Records from a data source:
○ ○ ○ ○

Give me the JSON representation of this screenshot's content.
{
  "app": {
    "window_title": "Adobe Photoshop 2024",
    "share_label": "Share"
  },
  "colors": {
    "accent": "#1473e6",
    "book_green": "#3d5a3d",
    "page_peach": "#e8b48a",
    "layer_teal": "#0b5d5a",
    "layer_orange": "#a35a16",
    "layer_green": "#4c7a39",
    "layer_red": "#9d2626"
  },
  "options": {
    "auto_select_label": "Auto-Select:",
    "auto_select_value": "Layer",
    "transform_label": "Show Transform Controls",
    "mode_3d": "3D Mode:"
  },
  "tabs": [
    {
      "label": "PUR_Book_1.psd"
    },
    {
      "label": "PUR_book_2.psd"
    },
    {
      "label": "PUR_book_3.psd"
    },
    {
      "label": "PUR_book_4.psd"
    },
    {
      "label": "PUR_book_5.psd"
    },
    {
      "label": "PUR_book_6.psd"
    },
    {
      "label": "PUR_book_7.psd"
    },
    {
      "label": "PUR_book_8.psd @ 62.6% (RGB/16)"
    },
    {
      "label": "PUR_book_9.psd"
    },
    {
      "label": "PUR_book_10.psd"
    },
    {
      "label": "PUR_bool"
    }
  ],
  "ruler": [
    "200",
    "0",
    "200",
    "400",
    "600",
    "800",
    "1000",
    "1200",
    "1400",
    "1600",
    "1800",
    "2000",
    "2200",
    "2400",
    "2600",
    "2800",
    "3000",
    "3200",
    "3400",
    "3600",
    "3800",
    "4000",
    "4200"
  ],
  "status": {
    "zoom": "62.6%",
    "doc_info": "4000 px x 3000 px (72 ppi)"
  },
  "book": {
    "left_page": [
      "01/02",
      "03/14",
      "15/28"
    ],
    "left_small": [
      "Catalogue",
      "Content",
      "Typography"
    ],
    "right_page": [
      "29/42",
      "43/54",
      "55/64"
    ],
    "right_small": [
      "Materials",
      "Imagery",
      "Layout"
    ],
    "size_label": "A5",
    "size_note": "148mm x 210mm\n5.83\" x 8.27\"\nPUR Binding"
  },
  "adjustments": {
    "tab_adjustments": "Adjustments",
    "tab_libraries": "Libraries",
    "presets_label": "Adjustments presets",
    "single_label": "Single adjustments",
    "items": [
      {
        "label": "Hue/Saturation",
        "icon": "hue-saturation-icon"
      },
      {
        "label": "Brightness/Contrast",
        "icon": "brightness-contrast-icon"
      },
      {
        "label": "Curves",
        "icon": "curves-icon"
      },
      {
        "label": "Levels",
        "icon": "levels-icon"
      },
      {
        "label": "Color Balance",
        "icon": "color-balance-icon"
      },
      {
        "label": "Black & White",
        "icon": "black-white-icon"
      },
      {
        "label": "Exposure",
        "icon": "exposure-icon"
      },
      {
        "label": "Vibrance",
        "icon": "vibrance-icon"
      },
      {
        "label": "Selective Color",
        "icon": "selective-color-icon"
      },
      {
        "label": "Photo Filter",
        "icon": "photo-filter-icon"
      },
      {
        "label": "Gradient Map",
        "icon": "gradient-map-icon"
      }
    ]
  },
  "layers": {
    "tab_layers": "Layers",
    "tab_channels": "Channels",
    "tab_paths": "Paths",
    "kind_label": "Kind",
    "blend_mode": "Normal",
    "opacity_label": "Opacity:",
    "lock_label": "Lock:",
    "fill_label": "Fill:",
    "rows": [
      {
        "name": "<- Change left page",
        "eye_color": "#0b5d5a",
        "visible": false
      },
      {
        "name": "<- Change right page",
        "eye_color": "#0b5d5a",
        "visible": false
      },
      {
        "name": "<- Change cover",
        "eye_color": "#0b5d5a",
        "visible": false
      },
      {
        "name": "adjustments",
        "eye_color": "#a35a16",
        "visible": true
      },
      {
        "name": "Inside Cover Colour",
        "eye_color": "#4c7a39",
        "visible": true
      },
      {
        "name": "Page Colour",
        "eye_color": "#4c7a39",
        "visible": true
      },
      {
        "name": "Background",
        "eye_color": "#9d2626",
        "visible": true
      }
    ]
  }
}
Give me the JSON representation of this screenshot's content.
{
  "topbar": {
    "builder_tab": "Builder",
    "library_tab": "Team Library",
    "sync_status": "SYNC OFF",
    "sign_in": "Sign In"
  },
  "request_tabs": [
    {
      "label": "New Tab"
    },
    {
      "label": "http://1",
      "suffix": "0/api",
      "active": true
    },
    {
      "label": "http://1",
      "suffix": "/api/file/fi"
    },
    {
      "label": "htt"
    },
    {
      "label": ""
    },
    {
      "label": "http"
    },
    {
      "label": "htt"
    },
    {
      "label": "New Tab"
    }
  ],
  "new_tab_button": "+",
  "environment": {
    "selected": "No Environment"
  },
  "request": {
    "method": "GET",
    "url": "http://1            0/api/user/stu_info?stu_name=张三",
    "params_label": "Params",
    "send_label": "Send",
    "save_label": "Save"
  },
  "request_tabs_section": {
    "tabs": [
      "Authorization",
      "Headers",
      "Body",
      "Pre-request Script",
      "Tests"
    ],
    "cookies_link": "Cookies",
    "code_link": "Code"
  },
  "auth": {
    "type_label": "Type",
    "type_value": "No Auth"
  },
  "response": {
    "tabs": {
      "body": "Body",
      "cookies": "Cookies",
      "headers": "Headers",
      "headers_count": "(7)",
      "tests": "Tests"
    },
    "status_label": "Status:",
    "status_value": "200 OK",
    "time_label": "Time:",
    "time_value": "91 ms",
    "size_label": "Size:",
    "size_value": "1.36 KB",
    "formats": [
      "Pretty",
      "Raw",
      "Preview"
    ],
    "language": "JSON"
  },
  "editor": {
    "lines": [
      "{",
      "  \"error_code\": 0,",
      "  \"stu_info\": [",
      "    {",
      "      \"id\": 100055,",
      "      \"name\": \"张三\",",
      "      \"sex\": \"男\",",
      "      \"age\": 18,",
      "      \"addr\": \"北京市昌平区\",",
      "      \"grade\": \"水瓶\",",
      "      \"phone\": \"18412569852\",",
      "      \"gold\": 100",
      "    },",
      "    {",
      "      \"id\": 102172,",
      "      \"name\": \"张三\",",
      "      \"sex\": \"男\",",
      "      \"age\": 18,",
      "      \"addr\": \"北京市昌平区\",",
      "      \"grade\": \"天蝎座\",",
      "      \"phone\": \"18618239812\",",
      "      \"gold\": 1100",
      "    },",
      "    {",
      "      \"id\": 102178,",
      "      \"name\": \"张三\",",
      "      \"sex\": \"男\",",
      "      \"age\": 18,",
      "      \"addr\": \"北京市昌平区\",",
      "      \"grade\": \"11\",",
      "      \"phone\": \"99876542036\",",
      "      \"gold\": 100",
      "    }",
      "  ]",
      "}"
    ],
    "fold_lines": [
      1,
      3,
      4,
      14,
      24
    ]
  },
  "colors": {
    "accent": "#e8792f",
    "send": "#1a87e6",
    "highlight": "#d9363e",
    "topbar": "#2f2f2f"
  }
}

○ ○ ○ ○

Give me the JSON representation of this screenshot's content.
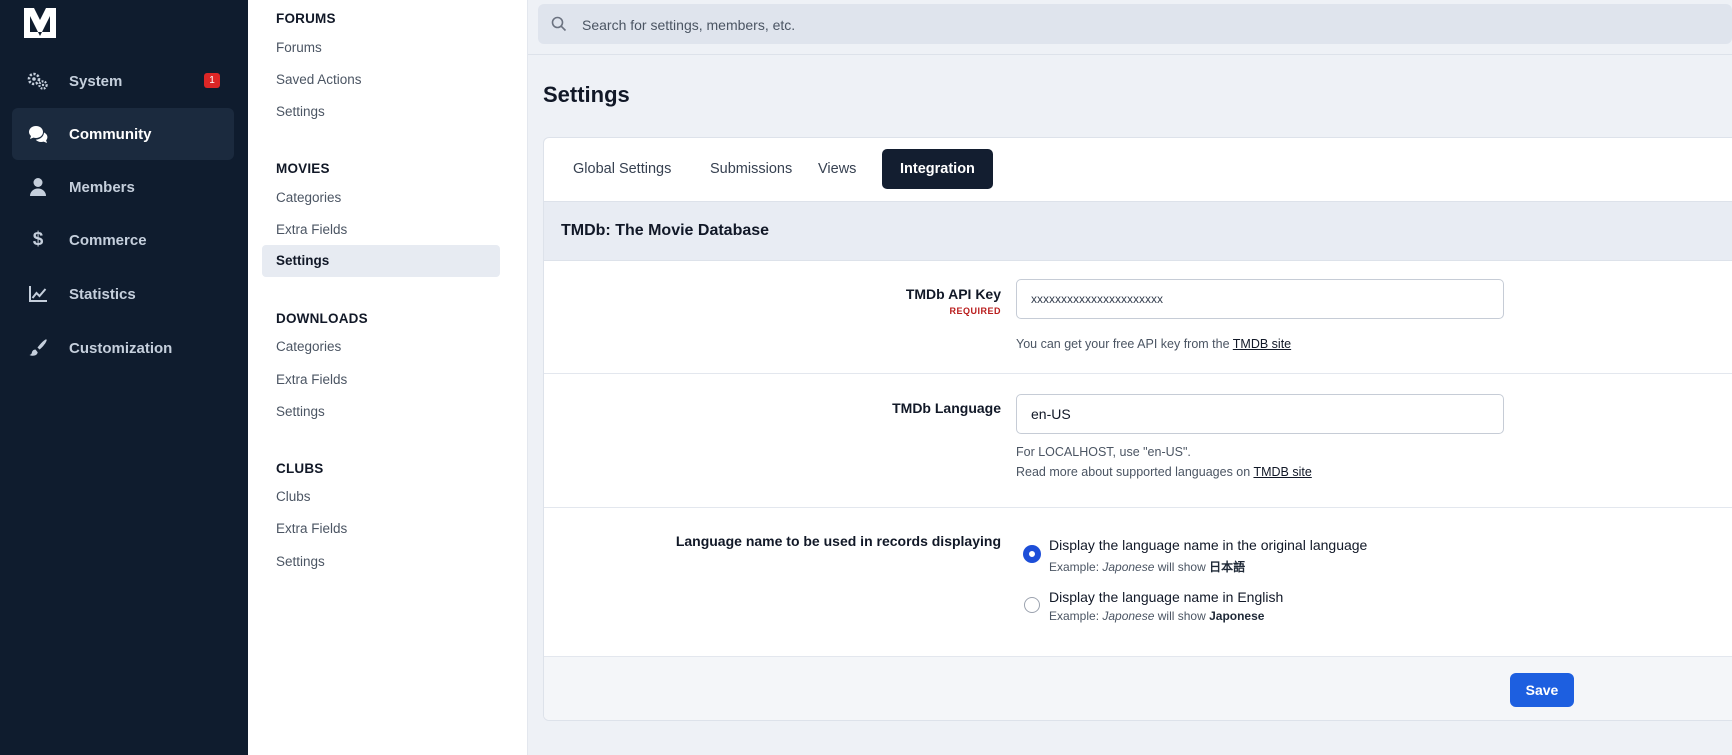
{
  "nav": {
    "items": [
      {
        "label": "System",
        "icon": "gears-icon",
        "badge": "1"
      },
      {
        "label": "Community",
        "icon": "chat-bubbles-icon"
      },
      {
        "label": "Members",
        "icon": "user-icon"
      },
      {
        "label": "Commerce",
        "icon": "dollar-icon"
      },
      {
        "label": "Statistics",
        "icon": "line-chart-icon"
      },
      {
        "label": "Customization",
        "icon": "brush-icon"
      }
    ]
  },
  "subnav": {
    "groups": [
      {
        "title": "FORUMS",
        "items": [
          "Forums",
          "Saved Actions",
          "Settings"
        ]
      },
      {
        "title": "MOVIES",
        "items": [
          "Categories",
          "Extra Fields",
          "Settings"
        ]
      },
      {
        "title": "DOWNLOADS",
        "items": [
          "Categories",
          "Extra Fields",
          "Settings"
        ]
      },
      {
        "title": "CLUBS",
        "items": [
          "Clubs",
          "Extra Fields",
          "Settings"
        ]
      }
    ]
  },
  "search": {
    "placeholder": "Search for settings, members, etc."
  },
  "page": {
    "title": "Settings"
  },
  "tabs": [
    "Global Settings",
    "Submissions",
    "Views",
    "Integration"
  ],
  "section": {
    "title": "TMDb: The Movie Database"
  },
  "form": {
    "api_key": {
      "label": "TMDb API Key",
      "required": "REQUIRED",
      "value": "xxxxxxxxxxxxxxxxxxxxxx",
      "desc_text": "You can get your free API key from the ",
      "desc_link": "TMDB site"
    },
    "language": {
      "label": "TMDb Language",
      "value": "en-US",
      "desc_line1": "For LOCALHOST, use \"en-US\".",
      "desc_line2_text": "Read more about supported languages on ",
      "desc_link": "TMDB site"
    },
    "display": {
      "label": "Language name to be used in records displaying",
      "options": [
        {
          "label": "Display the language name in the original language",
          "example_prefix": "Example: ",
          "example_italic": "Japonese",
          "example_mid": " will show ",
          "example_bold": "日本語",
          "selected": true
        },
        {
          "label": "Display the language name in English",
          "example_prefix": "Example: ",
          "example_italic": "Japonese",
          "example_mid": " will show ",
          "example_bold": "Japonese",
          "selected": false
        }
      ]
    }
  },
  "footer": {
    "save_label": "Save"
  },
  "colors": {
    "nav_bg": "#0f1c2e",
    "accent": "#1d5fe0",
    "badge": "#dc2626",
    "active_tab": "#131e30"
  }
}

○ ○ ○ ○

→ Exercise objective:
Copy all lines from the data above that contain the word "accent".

→ Answer box:
    "accent": "#1473e6",
    "accent": "#e8792f",
    "accent": "#1d5fe0",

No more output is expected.